  3. The original owners’ private key was predictable: The private key was created in some predictable manner, e.g. by hashing a passphrase (“Brian-wallet”) or selecting the key from a too small set (32 bit). Such issues are discussed in depth in our recent blog post.

The attackers are generating a set of all such predictable private keys and their corresponding addresses, and whenever a transaction sending money to any of those addresses shows up in the mempool, they immediately rush and fight to send a subsequent transaction to move these funds to their addresses. 

This last hypothesis explains it all: The immediate response (“CPFP” above) and excessive fees are required for the attackers to beat other attackers. The “round” nature of fees (60%) is due to the automatic nature of operation, required to beat other parties. Disabling RBF is another mechanism taken by attackers to increase their chances to best other parties.  

This hypothesis is also consistent with the past behavior of the address on the receiving end of the excessive fee transaction. Many of the transactions flowing into it, have the same characteristics of this high fee transaction (although not as lucrative as this Millions USD transaction.)

The attacker’s behavior is consistent ( source: X / Twitter)

This conclusion is of course a very scary and bold explanation that requires further proof.

The proof

To test our claim, we decided to generate a predictable private key, send funds to it, and observe the outcome. If our hypothesis is correct then it should be stolen immediately. To create a non-random private key and get the resulting address we used Ian Cloeman’s popular web tool (that has served as very well in the past).

Setting the private key to be “1” (note the resulting seed phrase is appropriately consists mainly of the 0 index word “abandon”)

Using the tool, we set the private key to “1” and got the resulting address: bc1q4jgysxym8yvp6khka878njuh8dem4l7mneyefz.

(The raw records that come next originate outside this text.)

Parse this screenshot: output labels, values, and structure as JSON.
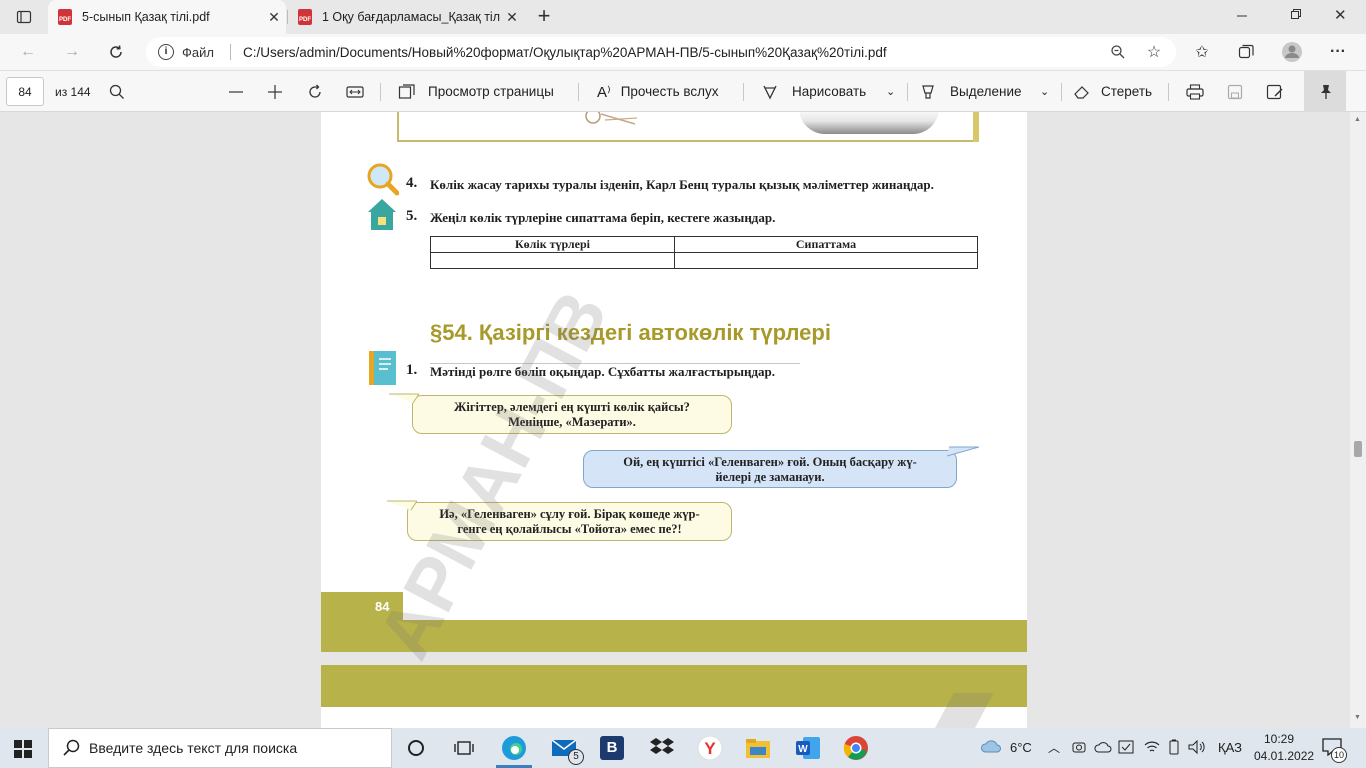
{
  "tabs": [
    {
      "label": "5-сынып Қазақ тілі.pdf",
      "active": true
    },
    {
      "label": "1 Оқу бағдарламасы_Қазақ тілі",
      "active": false
    }
  ],
  "address": {
    "site_label": "Файл",
    "url": "C:/Users/admin/Documents/Новый%20формат/Оқулықтар%20АРМАН-ПВ/5-сынып%20Қазақ%20тілі.pdf"
  },
  "pdf_toolbar": {
    "page_number": "84",
    "page_total": "из 144",
    "page_view": "Просмотр страницы",
    "read_aloud": "Прочесть вслух",
    "draw": "Нарисовать",
    "highlight": "Выделение",
    "erase": "Стереть"
  },
  "document": {
    "task4_num": "4.",
    "task4_text": "Көлік жасау тарихы туралы ізденіп, Карл Бенц туралы қызық мәліметтер жинаңдар.",
    "task5_num": "5.",
    "task5_text": "Жеңіл көлік түрлеріне сипаттама беріп, кестеге жазыңдар.",
    "table_headers": [
      "Көлік түрлері",
      "Сипаттама"
    ],
    "section_title": "§54. Қазіргі кездегі автокөлік түрлері",
    "task1_num": "1.",
    "task1_text": "Мәтінді рөлге бөліп оқыңдар. Сұхбатты жалғастырыңдар.",
    "bubble1_line1": "Жігіттер, әлемдегі ең күшті көлік қайсы?",
    "bubble1_line2": "Меніңше, «Мазерати».",
    "bubble2_line1": "Ой, ең күштісі «Геленваген» ғой. Оның басқару жү-",
    "bubble2_line2": "йелері де заманауи.",
    "bubble3_line1": "Иә, «Геленваген» сұлу ғой. Бірақ көшеде жүр-",
    "bubble3_line2": "генге ең қолайлысы «Тойота» емес  пе?!",
    "page_number": "84",
    "watermark": "АРМАН-ПВ"
  },
  "taskbar": {
    "search_placeholder": "Введите здесь текст для поиска",
    "mail_badge": "5",
    "weather": "6°C",
    "language": "ҚАЗ",
    "time": "10:29",
    "date": "04.01.2022",
    "notification_count": "10"
  },
  "colors": {
    "olive": "#b8b24a",
    "section_title": "#a79a2a",
    "bubble_yellow": "#fdfbe3",
    "bubble_blue": "#d5e5f7",
    "teal_icon": "#3aa6a0"
  }
}
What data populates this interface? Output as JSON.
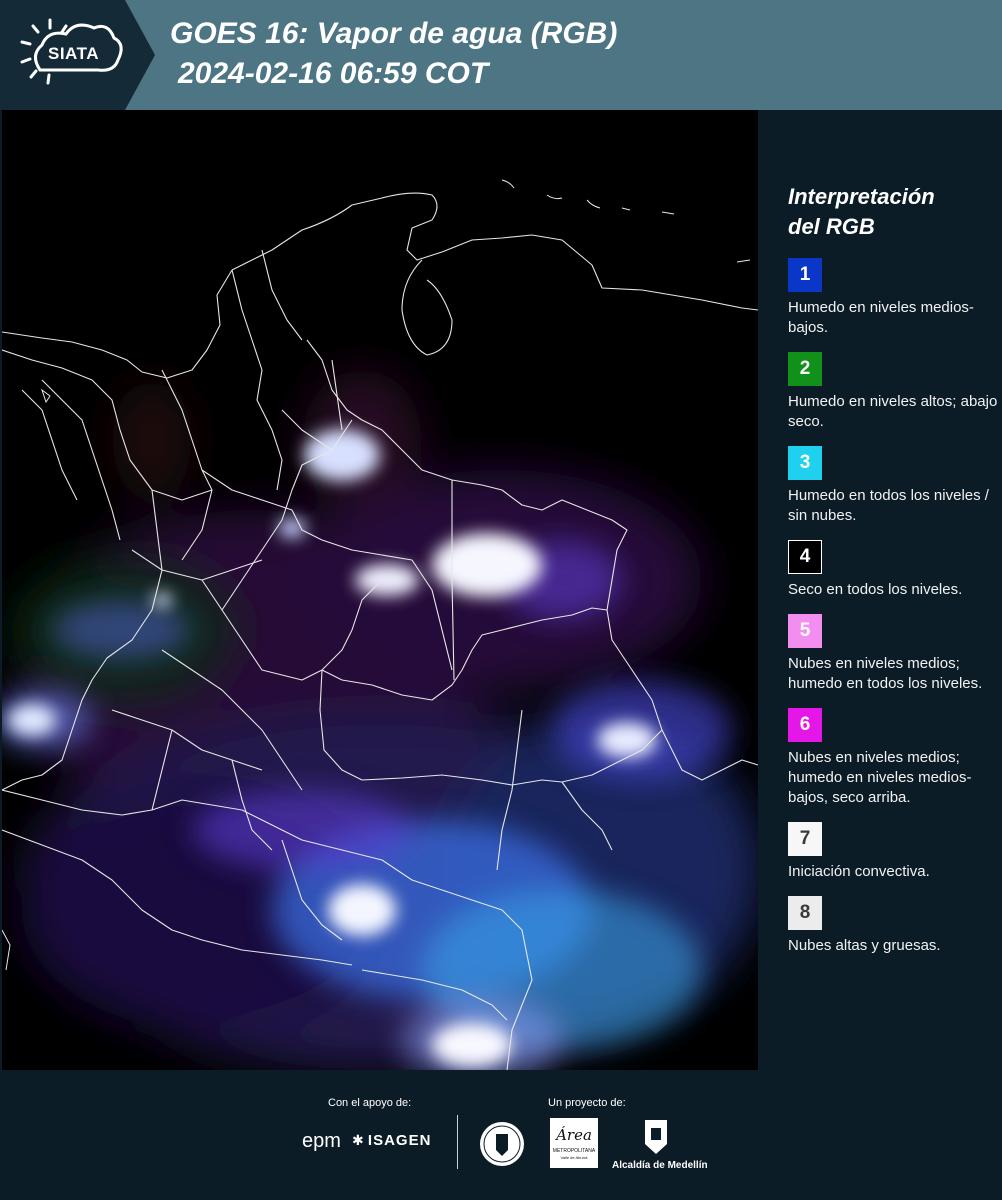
{
  "header": {
    "logo_text": "SIATA",
    "title_line1": "GOES 16: Vapor de agua (RGB)",
    "title_line2": "2024-02-16 06:59 COT"
  },
  "legend": {
    "title_line1": "Interpretación",
    "title_line2": "del RGB",
    "items": [
      {
        "number": "1",
        "color": "#0a37c8",
        "text_color": "#ffffff",
        "border": "none",
        "label": "Humedo en niveles medios-bajos."
      },
      {
        "number": "2",
        "color": "#12911a",
        "text_color": "#ffffff",
        "border": "none",
        "label": "Humedo en niveles altos; abajo seco."
      },
      {
        "number": "3",
        "color": "#1fd1ee",
        "text_color": "#ffffff",
        "border": "none",
        "label": "Humedo en todos los niveles / sin nubes."
      },
      {
        "number": "4",
        "color": "#000000",
        "text_color": "#ffffff",
        "border": "1px solid #ffffff",
        "label": "Seco en todos los niveles."
      },
      {
        "number": "5",
        "color": "#f28ef0",
        "text_color": "#ffffff",
        "border": "none",
        "label": "Nubes en niveles medios; humedo en todos los niveles."
      },
      {
        "number": "6",
        "color": "#e516e8",
        "text_color": "#ffffff",
        "border": "none",
        "label": "Nubes en niveles medios; humedo en niveles medios-bajos, seco arriba."
      },
      {
        "number": "7",
        "color": "#f7f7f7",
        "text_color": "#3a3a3a",
        "border": "none",
        "label": "Iniciación convectiva."
      },
      {
        "number": "8",
        "color": "#ececec",
        "text_color": "#3a3a3a",
        "border": "none",
        "label": "Nubes altas y gruesas."
      }
    ]
  },
  "footer": {
    "support_label": "Con el apoyo de:",
    "project_label": "Un proyecto de:",
    "epm": "epm",
    "isagen": "ISAGEN",
    "area_word": "Área",
    "area_sub": "METROPOLITANA",
    "area_sub2": "Valle de Aburrá",
    "alcaldia": "Alcaldía de Medellín"
  }
}
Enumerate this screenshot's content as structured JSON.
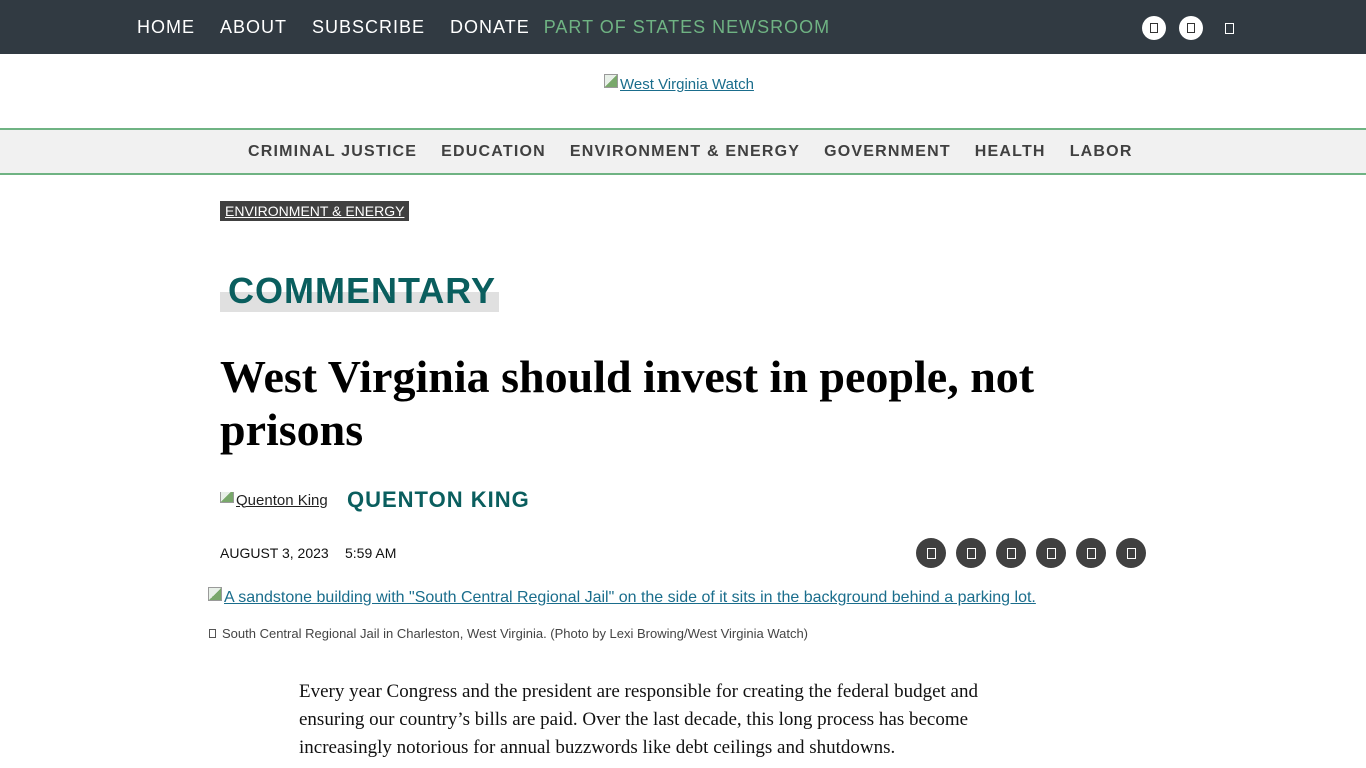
{
  "topnav": {
    "links": [
      "HOME",
      "ABOUT",
      "SUBSCRIBE",
      "DONATE"
    ],
    "states_link": "PART OF STATES NEWSROOM"
  },
  "social_icons": [
    "facebook-icon",
    "twitter-icon",
    "instagram-icon"
  ],
  "logo": {
    "alt": "West Virginia Watch"
  },
  "catnav": [
    "CRIMINAL JUSTICE",
    "EDUCATION",
    "ENVIRONMENT & ENERGY",
    "GOVERNMENT",
    "HEALTH",
    "LABOR"
  ],
  "article": {
    "tag": "ENVIRONMENT & ENERGY",
    "section": "COMMENTARY",
    "headline": "West Virginia should invest in people, not prisons",
    "author_avatar_alt": "Quenton King",
    "author_name": "QUENTON KING",
    "date": "AUGUST 3, 2023",
    "time": "5:59 AM",
    "share_icons": [
      "facebook-icon",
      "twitter-icon",
      "email-icon",
      "print-icon",
      "reddit-icon",
      "linkedin-icon"
    ],
    "hero_alt": "A sandstone building with \"South Central Regional Jail\" on the side of it sits in the background behind a parking lot.",
    "caption": "South Central Regional Jail in Charleston, West Virginia. (Photo by Lexi Browing/West Virginia Watch)",
    "body": "Every year Congress and the president are responsible for creating the federal budget and ensuring our country’s bills are paid. Over the last decade, this long process has become increasingly notorious for annual buzzwords like debt ceilings and shutdowns."
  },
  "colors": {
    "topbar": "#313a42",
    "accent_green": "#6fb383",
    "teal": "#0a5e5e",
    "link": "#1a6d8c",
    "tag_bg": "#404040"
  }
}
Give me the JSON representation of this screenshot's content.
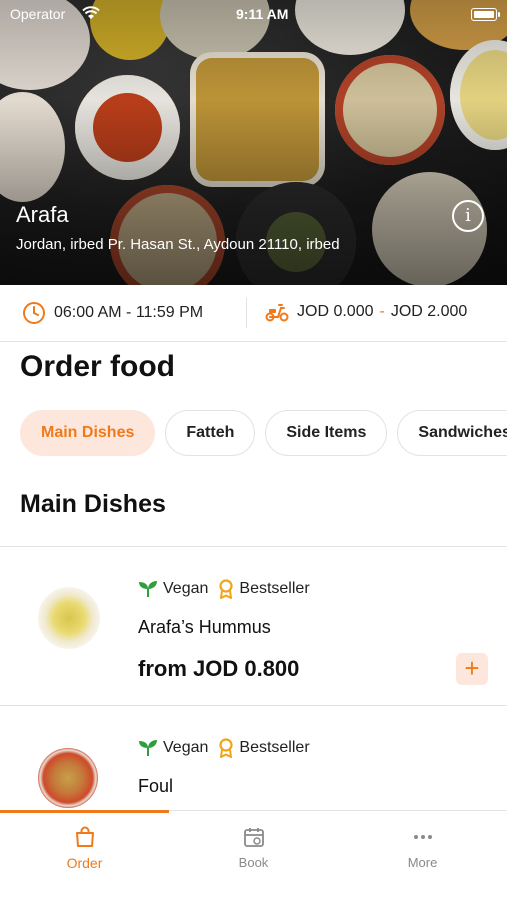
{
  "status_bar": {
    "carrier": "Operator",
    "time": "9:11 AM"
  },
  "restaurant": {
    "name": "Arafa",
    "address": "Jordan, irbed Pr. Hasan St., Aydoun 21110, irbed"
  },
  "meta": {
    "hours": "06:00 AM - 11:59 PM",
    "delivery_fee_min": "JOD 0.000",
    "delivery_fee_max": "JOD 2.000",
    "fee_separator": "-"
  },
  "page": {
    "title": "Order food"
  },
  "categories": [
    {
      "label": "Main Dishes",
      "selected": true
    },
    {
      "label": "Fatteh",
      "selected": false
    },
    {
      "label": "Side Items",
      "selected": false
    },
    {
      "label": "Sandwiches",
      "selected": false
    }
  ],
  "current_category": "Main Dishes",
  "menu_items": [
    {
      "tags": [
        "Vegan",
        "Bestseller"
      ],
      "name": "Arafa’s Hummus",
      "price": "from JOD 0.800",
      "add_label": "+"
    },
    {
      "tags": [
        "Vegan",
        "Bestseller"
      ],
      "name": "Foul"
    }
  ],
  "tabs": [
    {
      "label": "Order",
      "icon": "bag-icon",
      "active": true
    },
    {
      "label": "Book",
      "icon": "calendar-icon",
      "active": false
    },
    {
      "label": "More",
      "icon": "more-icon",
      "active": false
    }
  ],
  "colors": {
    "accent": "#f07a1a",
    "accent_light": "#fde7dd",
    "tag_green": "#2e9e3e",
    "tag_gold": "#f0a41a"
  }
}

We verified it was not used in the past to eliminate other possible explanations.

Then we sent a $10 transaction to this address… and discovered, as expected, that it was immediately followed by an excessive fee transaction ($5, or 50%) that redirected it to another address!

Moreover, we observed vivid competition between multiple parties trying to win it over with even higher fees, using RBF, reaching to almost 99% of the funds, but failing due to the fact that the first transaction disabled RBF.

4 RBF transactions, the last offering $9.87 in fees out of the total $10

The conclusion: Monsters are indeed real

If a user’s seed phrase or private key was generated in a predictable manner or suffered from bad randomness, it will be exploited as soon as attackers learn about the exact details of the predictable generation.

As thoroughly covered in our recent blog post on this issue, the topic of crypto wallets’ safe generation of the private key has been largely overlooked by most users, but proves to be an issue that keeps haunting wallets and causing great losses.

Since a private key cannot be generated by the users themselves, but also cannot be proven to be random, users do not have a way to validate the randomness of their key and must trust their wallet for it. 

This issue is yet another manifestation of the greater core issue of relying on a single party for a wallet. In order to solve this core issue along with the specific randomness issue, we must accept the fact that users need to trust some external entities and switch to a more robust architecture that strives to reduce the trust in each involved party by increasing the number of parties.

Adding parties reduces the required trust in each and make the system more robust (See our recent blogpost.)

MPC to the rescue

Zengo’s unique MPC architecture allows users to avoid many Single Points of Failure (SPOFs) including this specific issue of randomness.

Learn more and dive into our open-source MPC library on or Github: